Web developers frustrated by months of delays on Southern Rail have used their experience as inspiration for an online game which lampoons the company.
RamJam uploaded Southern Rail Tycoon on Thursday, and so far 45,000 people have played the tongue-in-cheek game.
The aim is to stop guards from boarding trains, which leads to services being cancelled as profits are collected from passengers.
It was inspired by months of cancellations due to an RMT dispute.
'Stopped using trains'
Once a sufficient number of train guards board on a train and a delayed service eventually departs, the player loses the game.
Brighton-based developer Tom Jackson said: "We all were planning to go to London a month ago and trains were delayed, then delayed, then delayed and then eventually cancelled.
"We were so frustrated by the whole thing that we've stopped using the trains."
Mr Jackson, along with his colleagues Phil Hart and Toby Funnell, developed the game as a result of that experience.
The 39-year-old said that the purpose of the game was a mixture of providing commuters with something fun to do while waiting for delayed trains and also making people aware of the compensation policy.
When the game is over, links appear to the Southern Rail compensation page and twitter account.
He added: "We like to do pieces that are reactive and demonstrate the impact [news events] have on people.
"It's incredibly frustrating, the train service is an absolute shambles."
A Southern Rail spokesman said: "Southern makes no money by cancelling trains - in fact the opposite is true.
"We are trying hard to give passengers the best service possible under very difficult circumstances and apologise sincerely."
341 trains cancelled a day
The RMT union and GTR are in a dispute regarding the proposed introduction of more driver-only operated (DOO) services, which would change conductors' roles.
As a result of regular walkouts, Southern cancelled 341 daily train services on 11 July to improve "reliability". Since then 15 have been reinstated.
Rail minister Claire Perry resigned on Friday as a result of the months of delays on the line, managed by Govia Thameslink Railway.

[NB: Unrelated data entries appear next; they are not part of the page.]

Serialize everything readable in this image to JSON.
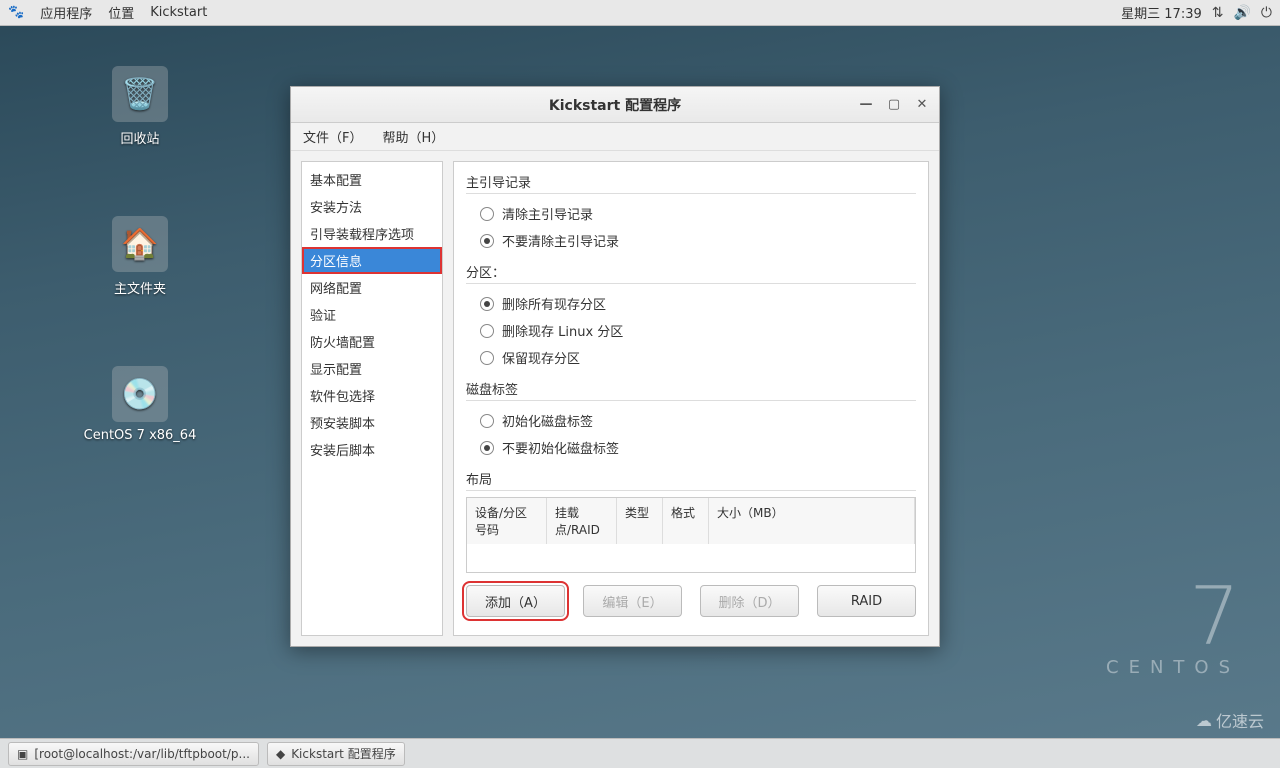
{
  "topbar": {
    "apps": "应用程序",
    "places": "位置",
    "kickstart": "Kickstart",
    "date": "星期三 17:39"
  },
  "desktop": {
    "trash": "回收站",
    "home": "主文件夹",
    "cd": "CentOS 7 x86_64"
  },
  "wallpaper": {
    "big": "7",
    "small": "CENTOS"
  },
  "window": {
    "title": "Kickstart 配置程序",
    "menu_file": "文件（F）",
    "menu_help": "帮助（H）",
    "sidebar": {
      "items": [
        "基本配置",
        "安装方法",
        "引导装载程序选项",
        "分区信息",
        "网络配置",
        "验证",
        "防火墙配置",
        "显示配置",
        "软件包选择",
        "预安装脚本",
        "安装后脚本"
      ],
      "selected_index": 3
    },
    "groups": {
      "mbr": {
        "title": "主引导记录",
        "opts": [
          "清除主引导记录",
          "不要清除主引导记录"
        ],
        "checked": 1
      },
      "partition": {
        "title": "分区：",
        "opts": [
          "删除所有现存分区",
          "删除现存 Linux 分区",
          "保留现存分区"
        ],
        "checked": 0
      },
      "disk": {
        "title": "磁盘标签",
        "opts": [
          "初始化磁盘标签",
          "不要初始化磁盘标签"
        ],
        "checked": 1
      },
      "layout": {
        "title": "布局",
        "headers": [
          "设备/分区号码",
          "挂载点/RAID",
          "类型",
          "格式",
          "大小（MB）"
        ]
      }
    },
    "buttons": {
      "add": "添加（A）",
      "edit": "编辑（E）",
      "delete": "删除（D）",
      "raid": "RAID"
    }
  },
  "taskbar": {
    "terminal": "[root@localhost:/var/lib/tftpboot/p...",
    "kickstart": "Kickstart 配置程序"
  },
  "watermark": "亿速云"
}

On Monday, new Transport Secretary Chris Grayling said resolving the strike action was "top of his priority list".